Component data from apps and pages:

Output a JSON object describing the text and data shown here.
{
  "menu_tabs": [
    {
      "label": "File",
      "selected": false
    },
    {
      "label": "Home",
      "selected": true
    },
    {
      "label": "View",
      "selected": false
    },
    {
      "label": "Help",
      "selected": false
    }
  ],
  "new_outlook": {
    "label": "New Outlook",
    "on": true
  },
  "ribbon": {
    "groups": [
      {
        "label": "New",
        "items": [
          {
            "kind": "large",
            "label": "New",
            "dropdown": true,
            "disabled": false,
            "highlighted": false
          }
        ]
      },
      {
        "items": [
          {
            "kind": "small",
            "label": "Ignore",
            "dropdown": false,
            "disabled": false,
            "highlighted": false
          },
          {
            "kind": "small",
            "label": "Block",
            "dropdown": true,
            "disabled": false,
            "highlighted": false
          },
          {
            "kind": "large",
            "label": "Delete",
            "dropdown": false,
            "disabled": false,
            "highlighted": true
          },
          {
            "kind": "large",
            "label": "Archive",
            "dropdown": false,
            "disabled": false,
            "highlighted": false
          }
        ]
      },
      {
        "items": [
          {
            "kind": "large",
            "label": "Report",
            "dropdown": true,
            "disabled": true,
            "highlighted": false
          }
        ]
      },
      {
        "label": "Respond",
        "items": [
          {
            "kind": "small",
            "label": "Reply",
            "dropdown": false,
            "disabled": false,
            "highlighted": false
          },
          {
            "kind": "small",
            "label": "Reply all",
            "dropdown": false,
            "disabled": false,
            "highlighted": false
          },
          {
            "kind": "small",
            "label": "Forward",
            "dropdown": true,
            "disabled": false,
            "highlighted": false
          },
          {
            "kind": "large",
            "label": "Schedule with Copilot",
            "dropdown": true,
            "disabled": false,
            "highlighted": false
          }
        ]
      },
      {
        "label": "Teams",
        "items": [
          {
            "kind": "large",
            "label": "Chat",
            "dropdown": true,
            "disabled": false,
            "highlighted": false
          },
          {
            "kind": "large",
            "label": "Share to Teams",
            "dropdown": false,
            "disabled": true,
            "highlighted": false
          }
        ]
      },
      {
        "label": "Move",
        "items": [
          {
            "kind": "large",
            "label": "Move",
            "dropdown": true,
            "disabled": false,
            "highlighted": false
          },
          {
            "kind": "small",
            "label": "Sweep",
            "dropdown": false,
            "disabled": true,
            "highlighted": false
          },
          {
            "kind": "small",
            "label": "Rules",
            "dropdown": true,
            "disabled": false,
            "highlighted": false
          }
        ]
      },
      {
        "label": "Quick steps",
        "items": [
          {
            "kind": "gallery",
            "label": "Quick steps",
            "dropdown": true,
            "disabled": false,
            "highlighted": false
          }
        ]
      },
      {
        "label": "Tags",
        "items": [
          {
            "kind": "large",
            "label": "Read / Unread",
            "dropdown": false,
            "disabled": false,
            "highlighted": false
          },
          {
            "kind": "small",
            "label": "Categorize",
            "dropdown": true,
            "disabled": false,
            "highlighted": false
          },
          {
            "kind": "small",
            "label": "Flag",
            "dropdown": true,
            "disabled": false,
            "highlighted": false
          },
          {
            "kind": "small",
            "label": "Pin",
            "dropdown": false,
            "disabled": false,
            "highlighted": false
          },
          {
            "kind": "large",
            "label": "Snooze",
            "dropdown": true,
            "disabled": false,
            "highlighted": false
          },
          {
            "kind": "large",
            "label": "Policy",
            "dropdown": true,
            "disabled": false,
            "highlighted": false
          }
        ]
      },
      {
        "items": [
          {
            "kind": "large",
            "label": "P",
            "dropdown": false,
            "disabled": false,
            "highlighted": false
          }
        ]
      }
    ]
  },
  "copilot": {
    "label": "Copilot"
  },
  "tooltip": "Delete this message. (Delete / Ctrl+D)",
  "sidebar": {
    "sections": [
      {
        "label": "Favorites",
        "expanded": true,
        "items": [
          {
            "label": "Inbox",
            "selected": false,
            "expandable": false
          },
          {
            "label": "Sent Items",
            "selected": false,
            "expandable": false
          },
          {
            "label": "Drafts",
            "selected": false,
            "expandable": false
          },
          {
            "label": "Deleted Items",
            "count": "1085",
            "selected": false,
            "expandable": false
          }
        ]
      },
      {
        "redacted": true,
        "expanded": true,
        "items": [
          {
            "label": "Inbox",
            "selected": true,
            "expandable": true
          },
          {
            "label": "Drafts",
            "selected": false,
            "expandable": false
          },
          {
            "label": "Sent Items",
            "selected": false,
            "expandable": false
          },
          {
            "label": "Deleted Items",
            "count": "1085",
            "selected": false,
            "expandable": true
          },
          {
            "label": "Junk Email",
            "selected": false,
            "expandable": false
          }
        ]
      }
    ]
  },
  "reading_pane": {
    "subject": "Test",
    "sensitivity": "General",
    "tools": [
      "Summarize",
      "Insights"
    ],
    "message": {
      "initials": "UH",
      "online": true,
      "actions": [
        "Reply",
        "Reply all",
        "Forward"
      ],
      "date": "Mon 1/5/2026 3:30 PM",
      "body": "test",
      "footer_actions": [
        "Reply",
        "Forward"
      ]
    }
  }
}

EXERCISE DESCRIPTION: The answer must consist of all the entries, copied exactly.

THE ANSWER:
Output a JSON object describing the text and data shown here.
{
  "menu_tabs": [
    {
      "label": "File",
      "selected": false
    },
    {
      "label": "Home",
      "selected": true
    },
    {
      "label": "View",
      "selected": false
    },
    {
      "label": "Help",
      "selected": false
    }
  ],
  "new_outlook": {
    "label": "New Outlook",
    "on": true
  },
  "ribbon": {
    "groups": [
      {
        "label": "New",
        "items": [
          {
            "kind": "large",
            "label": "New",
            "dropdown": true,
            "disabled": false,
            "highlighted": false
          }
        ]
      },
      {
        "items": [
          {
            "kind": "small",
            "label": "Ignore",
            "dropdown": false,
            "disabled": false,
            "highlighted": false
          },
          {
            "kind": "small",
            "label": "Block",
            "dropdown": true,
            "disabled": false,
            "highlighted": false
          },
          {
            "kind": "large",
            "label": "Delete",
            "dropdown": false,
            "disabled": false,
            "highlighted": true
          },
          {
            "kind": "large",
            "label": "Archive",
            "dropdown": false,
            "disabled": false,
            "highlighted": false
          }
        ]
      },
      {
        "items": [
          {
            "kind": "large",
            "label": "Report",
            "dropdown": true,
            "disabled": true,
            "highlighted": false
          }
        ]
      },
      {
        "label": "Respond",
        "items": [
          {
            "kind": "small",
            "label": "Reply",
            "dropdown": false,
            "disabled": false,
            "highlighted": false
          },
          {
            "kind": "small",
            "label": "Reply all",
            "dropdown": false,
            "disabled": false,
            "highlighted": false
          },
          {
            "kind": "small",
            "label": "Forward",
            "dropdown": true,
            "disabled": false,
            "highlighted": false
          },
          {
            "kind": "large",
            "label": "Schedule with Copilot",
            "dropdown": true,
            "disabled": false,
            "highlighted": false
          }
        ]
      },
      {
        "label": "Teams",
        "items": [
          {
            "kind": "large",
            "label": "Chat",
            "dropdown": true,
            "disabled": false,
            "highlighted": false
          },
          {
            "kind": "large",
            "label": "Share to Teams",
            "dropdown": false,
            "disabled": true,
            "highlighted": false
          }
        ]
      },
      {
        "label": "Move",
        "items": [
          {
            "kind": "large",
            "label": "Move",
            "dropdown": true,
            "disabled": false,
            "highlighted": false
          },
          {
            "kind": "small",
            "label": "Sweep",
            "dropdown": false,
            "disabled": true,
            "highlighted": false
          },
          {
            "kind": "small",
            "label": "Rules",
            "dropdown": true,
            "disabled": false,
            "highlighted": false
          }
        ]
      },
      {
        "label": "Quick steps",
        "items": [
          {
            "kind": "gallery",
            "label": "Quick steps",
            "dropdown": true,
            "disabled": false,
            "highlighted": false
          }
        ]
      },
      {
        "label": "Tags",
        "items": [
          {
            "kind": "large",
            "label": "Read / Unread",
            "dropdown": false,
            "disabled": false,
            "highlighted": false
          },
          {
            "kind": "small",
            "label": "Categorize",
            "dropdown": true,
            "disabled": false,
            "highlighted": false
          },
          {
            "kind": "small",
            "label": "Flag",
            "dropdown": true,
            "disabled": false,
            "highlighted": false
          },
          {
            "kind": "small",
            "label": "Pin",
            "dropdown": false,
            "disabled": false,
            "highlighted": false
          },
          {
            "kind": "large",
            "label": "Snooze",
            "dropdown": true,
            "disabled": false,
            "highlighted": false
          },
          {
            "kind": "large",
            "label": "Policy",
            "dropdown": true,
            "disabled": false,
            "highlighted": false
          }
        ]
      },
      {
        "items": [
          {
            "kind": "large",
            "label": "P",
            "dropdown": false,
            "disabled": false,
            "highlighted": false
          }
        ]
      }
    ]
  },
  "copilot": {
    "label": "Copilot"
  },
  "tooltip": "Delete this message. (Delete / Ctrl+D)",
  "sidebar": {
    "sections": [
      {
        "label": "Favorites",
        "expanded": true,
        "items": [
          {
            "label": "Inbox",
            "selected": false,
            "expandable": false
          },
          {
            "label": "Sent Items",
            "selected": false,
            "expandable": false
          },
          {
            "label": "Drafts",
            "selected": false,
            "expandable": false
          },
          {
            "label": "Deleted Items",
            "count": "1085",
            "selected": false,
            "expandable": false
          }
        ]
      },
      {
        "redacted": true,
        "expanded": true,
        "items": [
          {
            "label": "Inbox",
            "selected": true,
            "expandable": true
          },
          {
            "label": "Drafts",
            "selected": false,
            "expandable": false
          },
          {
            "label": "Sent Items",
            "selected": false,
            "expandable": false
          },
          {
            "label": "Deleted Items",
            "count": "1085",
            "selected": false,
            "expandable": true
          },
          {
            "label": "Junk Email",
            "selected": false,
            "expandable": false
          }
        ]
      }
    ]
  },
  "reading_pane": {
    "subject": "Test",
    "sensitivity": "General",
    "tools": [
      "Summarize",
      "Insights"
    ],
    "message": {
      "initials": "UH",
      "online": true,
      "actions": [
        "Reply",
        "Reply all",
        "Forward"
      ],
      "date": "Mon 1/5/2026 3:30 PM",
      "body": "test",
      "footer_actions": [
        "Reply",
        "Forward"
      ]
    }
  }
}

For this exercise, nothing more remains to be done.